So, you settle in and try to do the things that have made Mr. Depression leave in the past. Perhaps you adjust some medications, take some trips back to psychotherapy, focus on increasing your coping strategies, increase your self-care efforts and lean on people who are supportive and won't judge you. Over time, like always, Mr. Depression eventually starts to loosen his grip on your life. He stops following you everywhere and eventually one morning you wake up and find that he has left your house in the middle of the night. Of course, he always leaves things behind; little reminders that he was there and that he could be back at any moment.
But what is this visit from Mr. Depression like for the people on the outside, the people unaware of his arrival? For them, they often witness significant changes in their friend; perhaps overnight or perhaps gradually. Their once cheerful, outgoing friend now appears grumpy, irritable and sometimes non-responsive. Texts and phone calls to the friend go unanswered. They begin declining or canceling plans to get together. On the rare occasion that they do engage in social activities, they are a bit of a drag as they talk badly about themselves and focus on the negative. Even their physical appearance seems different. Their social media account activity changes. Friends might think they are being iced out of relationships, that their friend has suddenly become bitchy and uninterested or that it takes too much energy to be around their friend now. All of this means that by the time Mr. Depression finally leaves, he may have already caused some significant damage to relationships.
So, how can we minimize that chances of Mr. Depression destroying our relationships? One good start is to be honest.
For those of you dealing with the unexpected visits from Mr. Depression, consider being honest with those people closest to you. They will notice the changes in you anyways- help them to see what is at the root of these changes. Educate them about your experiences with depression and teach them about what you need in terms of support. If you are struggling with depression and would like additional support, please review The Depression Toolkit.

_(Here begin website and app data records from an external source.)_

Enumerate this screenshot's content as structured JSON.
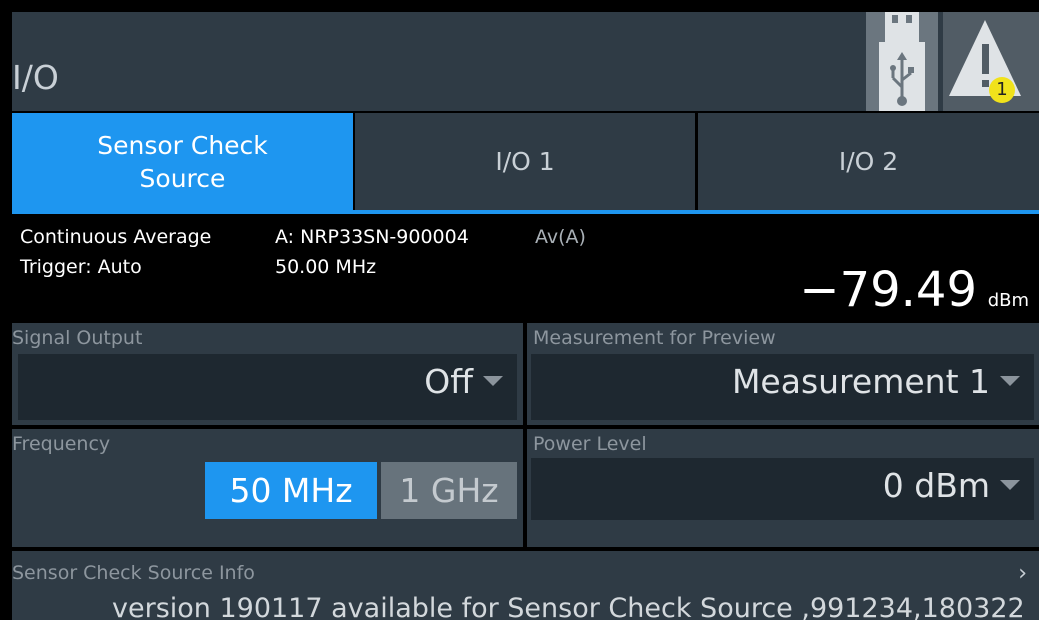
{
  "header": {
    "title": "I/O",
    "alert_count": "1",
    "icons": [
      "usb-icon",
      "warning-icon"
    ]
  },
  "tabs": [
    {
      "line1": "Sensor Check",
      "line2": "Source",
      "active": true
    },
    {
      "label": "I/O 1",
      "active": false
    },
    {
      "label": "I/O 2",
      "active": false
    }
  ],
  "status": {
    "mode": "Continuous Average",
    "trigger": "Trigger: Auto",
    "sensor": "A: NRP33SN-900004",
    "frequency": "50.00 MHz",
    "measure_label": "Av(A)",
    "value": "−79.49",
    "unit": "dBm"
  },
  "signal_output": {
    "label": "Signal Output",
    "value": "Off"
  },
  "measurement_preview": {
    "label": "Measurement for Preview",
    "value": "Measurement 1"
  },
  "frequency": {
    "label": "Frequency",
    "options": [
      "50 MHz",
      "1 GHz"
    ],
    "selected": "50 MHz"
  },
  "power_level": {
    "label": "Power Level",
    "value": "0 dBm"
  },
  "info": {
    "label": "Sensor Check Source Info",
    "text": "version 190117 available for Sensor Check Source ,991234,180322"
  },
  "colors": {
    "accent": "#1e96f0",
    "panel": "#2f3b45",
    "field": "#1e2830",
    "alert_badge": "#f1e21b"
  }
}
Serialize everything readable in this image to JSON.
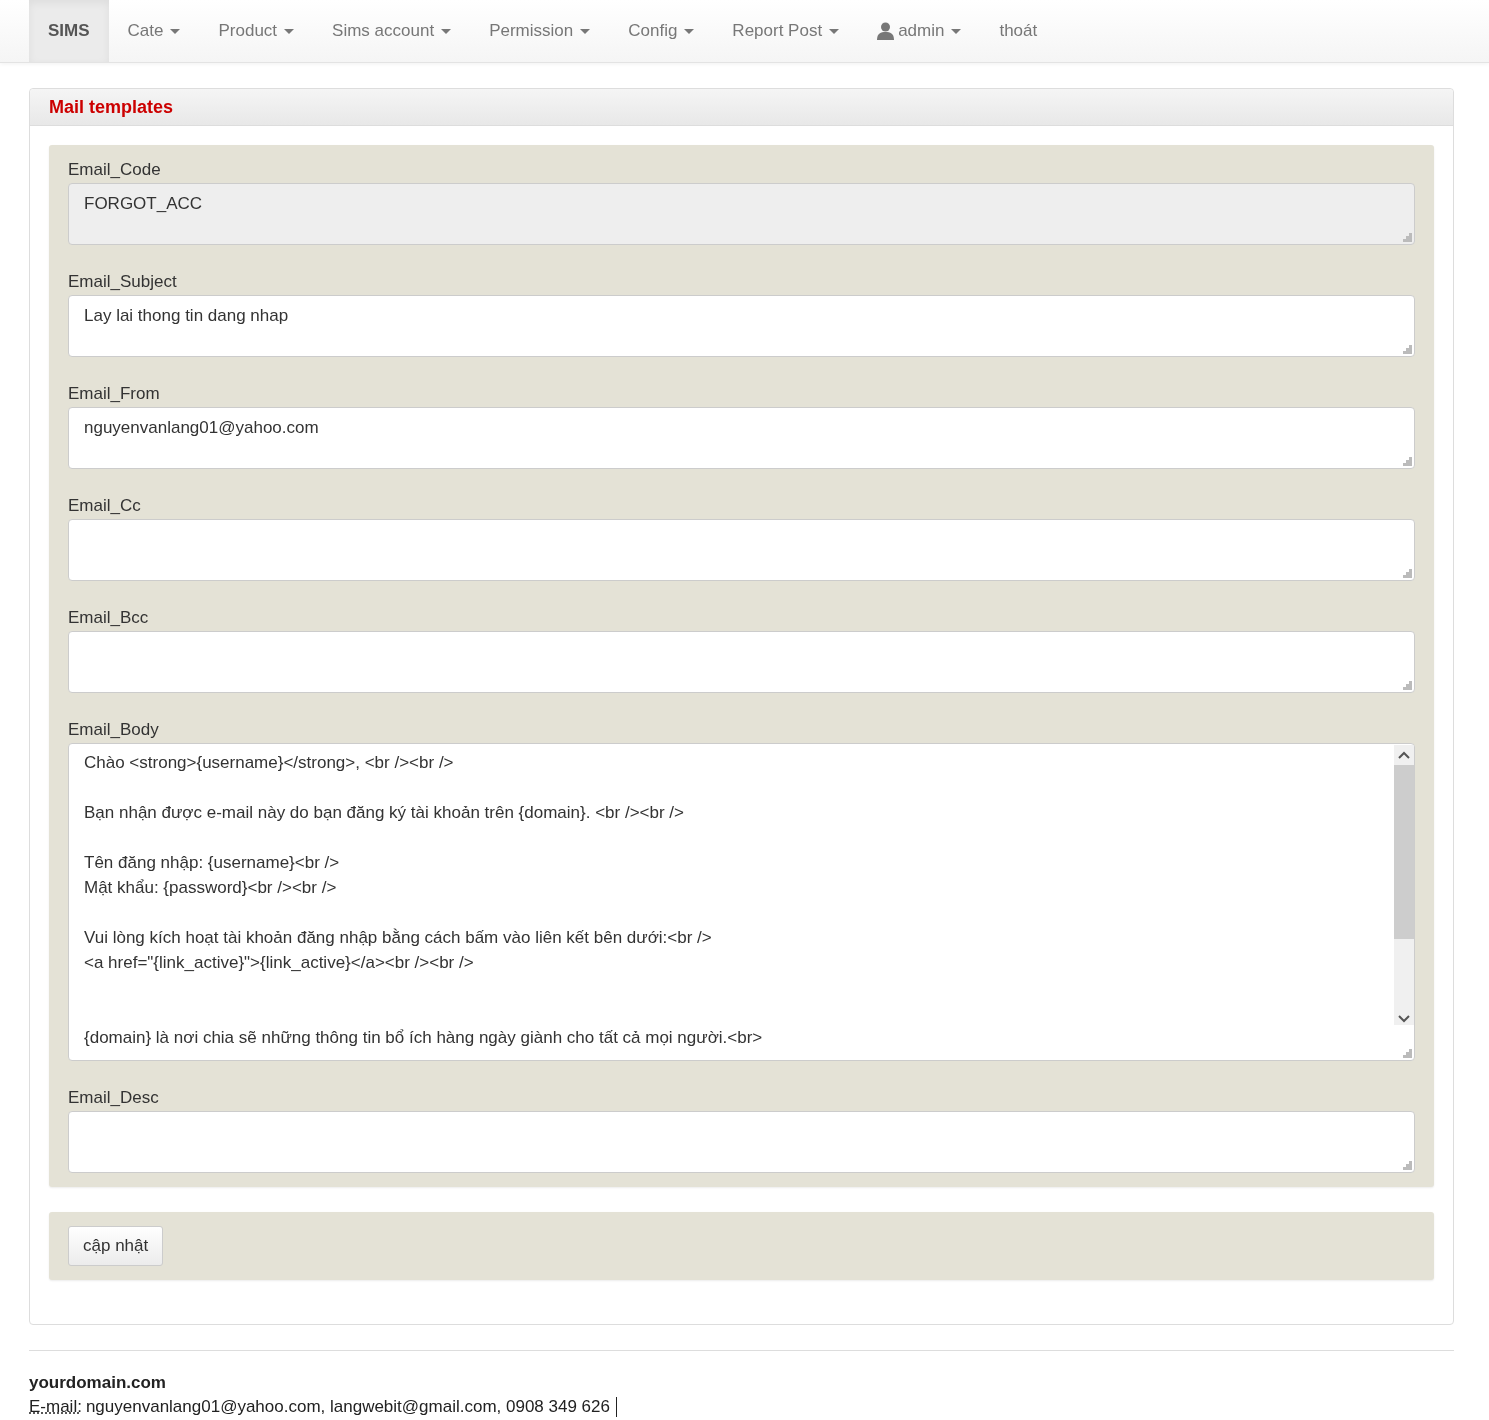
{
  "navbar": {
    "items": [
      {
        "label": "SIMS",
        "kind": "brand",
        "selected": true
      },
      {
        "label": "Cate",
        "kind": "dropdown",
        "selected": false
      },
      {
        "label": "Product",
        "kind": "dropdown",
        "selected": false
      },
      {
        "label": "Sims account",
        "kind": "dropdown",
        "selected": false
      },
      {
        "label": "Permission",
        "kind": "dropdown",
        "selected": false
      },
      {
        "label": "Config",
        "kind": "dropdown",
        "selected": false
      },
      {
        "label": "Report Post",
        "kind": "dropdown",
        "selected": false
      },
      {
        "label": "admin",
        "kind": "user",
        "selected": false
      },
      {
        "label": "thoát",
        "kind": "link",
        "selected": false
      }
    ]
  },
  "panel": {
    "title": "Mail templates",
    "fields": [
      {
        "label": "Email_Code",
        "value": "FORGOT_ACC",
        "disabled": true,
        "kind": "short"
      },
      {
        "label": "Email_Subject",
        "value": "Lay lai thong tin dang nhap",
        "disabled": false,
        "kind": "short"
      },
      {
        "label": "Email_From",
        "value": "nguyenvanlang01@yahoo.com",
        "disabled": false,
        "kind": "short"
      },
      {
        "label": "Email_Cc",
        "disabled": false,
        "kind": "short"
      },
      {
        "label": "Email_Bcc",
        "disabled": false,
        "kind": "short"
      },
      {
        "label": "Email_Body",
        "value": "Chào <strong>{username}</strong>, <br /><br />\n\nBạn nhận được e-mail này do bạn đăng ký tài khoản trên {domain}. <br /><br />\n\nTên đăng nhập: {username}<br />\nMật khẩu: {password}<br /><br />\n\nVui lòng kích hoạt tài khoản đăng nhập bằng cách bấm vào liên kết bên dưới:<br />\n<a href=\"{link_active}\">{link_active}</a><br /><br />\n\n\n{domain} là nơi chia sẽ những thông tin bổ ích hàng ngày giành cho tất cả mọi người.<br>",
        "disabled": false,
        "kind": "scrolling"
      },
      {
        "label": "Email_Desc",
        "disabled": false,
        "kind": "short"
      }
    ],
    "submit": "cập nhật"
  },
  "footer": {
    "site": "yourdomain.com",
    "contact_label": "E-mail:",
    "contact": "nguyenvanlang01@yahoo.com, langwebit@gmail.com, 0908 349 626"
  }
}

For friends of someone who might be struggling, be supportive and resist the urge to pass judgement. Remember that the vast majority of individuals would much rather Mr. Depression not be a part of our lives. It's not a choice they make for attention or sympathy or medication prescriptions; It's just part of them. Holding space and providing support for someone with depression can be emotionally exhausting so remember to take care of yourself during those times as well. For additional resources for family and friends, please visit the University of Michigan Depression Center.
For more articles on mental health, depression and self-care, click on the following links:
About Changing Perspectives
I often find myself encouraging people to consider changing their perspective or reframe the way in which they view things. This blog is an extension of that practice and is also an opportunity for me to write from a number of different perspectives including clinician, educator, mother, friend and supervisor. Blog topics are also quite varied and changeable. Topics explored include, but are certainly not limited to, grief, parenting, health and wellness and relationships. Join me and explore a number of changing perspectives!